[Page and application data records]
★ ★ ★ ★ ★
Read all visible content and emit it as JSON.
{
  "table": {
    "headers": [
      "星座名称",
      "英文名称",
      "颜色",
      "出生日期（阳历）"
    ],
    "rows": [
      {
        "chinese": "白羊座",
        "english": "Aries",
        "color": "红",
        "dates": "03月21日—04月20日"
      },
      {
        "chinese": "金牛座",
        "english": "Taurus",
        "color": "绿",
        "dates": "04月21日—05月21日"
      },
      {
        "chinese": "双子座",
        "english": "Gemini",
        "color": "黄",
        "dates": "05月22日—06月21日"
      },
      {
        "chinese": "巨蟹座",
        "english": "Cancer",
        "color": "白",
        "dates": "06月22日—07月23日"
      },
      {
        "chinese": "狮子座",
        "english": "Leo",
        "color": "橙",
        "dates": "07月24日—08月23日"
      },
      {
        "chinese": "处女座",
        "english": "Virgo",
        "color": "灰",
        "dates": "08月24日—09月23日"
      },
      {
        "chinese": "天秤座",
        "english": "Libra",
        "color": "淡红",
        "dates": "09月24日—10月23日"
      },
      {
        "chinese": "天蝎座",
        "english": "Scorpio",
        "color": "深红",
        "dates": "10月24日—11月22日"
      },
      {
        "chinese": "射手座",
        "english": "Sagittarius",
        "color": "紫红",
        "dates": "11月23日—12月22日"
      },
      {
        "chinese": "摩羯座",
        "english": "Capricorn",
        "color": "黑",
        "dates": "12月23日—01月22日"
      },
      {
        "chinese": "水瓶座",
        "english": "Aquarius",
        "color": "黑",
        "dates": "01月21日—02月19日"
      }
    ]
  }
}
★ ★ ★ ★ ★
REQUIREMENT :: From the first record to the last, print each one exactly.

EXERCISE SOLUTION ::
Read all visible content and emit it as JSON.
{
  "table": {
    "headers": [
      "星座名称",
      "英文名称",
      "颜色",
      "出生日期（阳历）"
    ],
    "rows": [
      {
        "chinese": "白羊座",
        "english": "Aries",
        "color": "红",
        "dates": "03月21日—04月20日"
      },
      {
        "chinese": "金牛座",
        "english": "Taurus",
        "color": "绿",
        "dates": "04月21日—05月21日"
      },
      {
        "chinese": "双子座",
        "english": "Gemini",
        "color": "黄",
        "dates": "05月22日—06月21日"
      },
      {
        "chinese": "巨蟹座",
        "english": "Cancer",
        "color": "白",
        "dates": "06月22日—07月23日"
      },
      {
        "chinese": "狮子座",
        "english": "Leo",
        "color": "橙",
        "dates": "07月24日—08月23日"
      },
      {
        "chinese": "处女座",
        "english": "Virgo",
        "color": "灰",
        "dates": "08月24日—09月23日"
      },
      {
        "chinese": "天秤座",
        "english": "Libra",
        "color": "淡红",
        "dates": "09月24日—10月23日"
      },
      {
        "chinese": "天蝎座",
        "english": "Scorpio",
        "color": "深红",
        "dates": "10月24日—11月22日"
      },
      {
        "chinese": "射手座",
        "english": "Sagittarius",
        "color": "紫红",
        "dates": "11月23日—12月22日"
      },
      {
        "chinese": "摩羯座",
        "english": "Capricorn",
        "color": "黑",
        "dates": "12月23日—01月22日"
      },
      {
        "chinese": "水瓶座",
        "english": "Aquarius",
        "color": "黑",
        "dates": "01月21日—02月19日"
      }
    ]
  }
}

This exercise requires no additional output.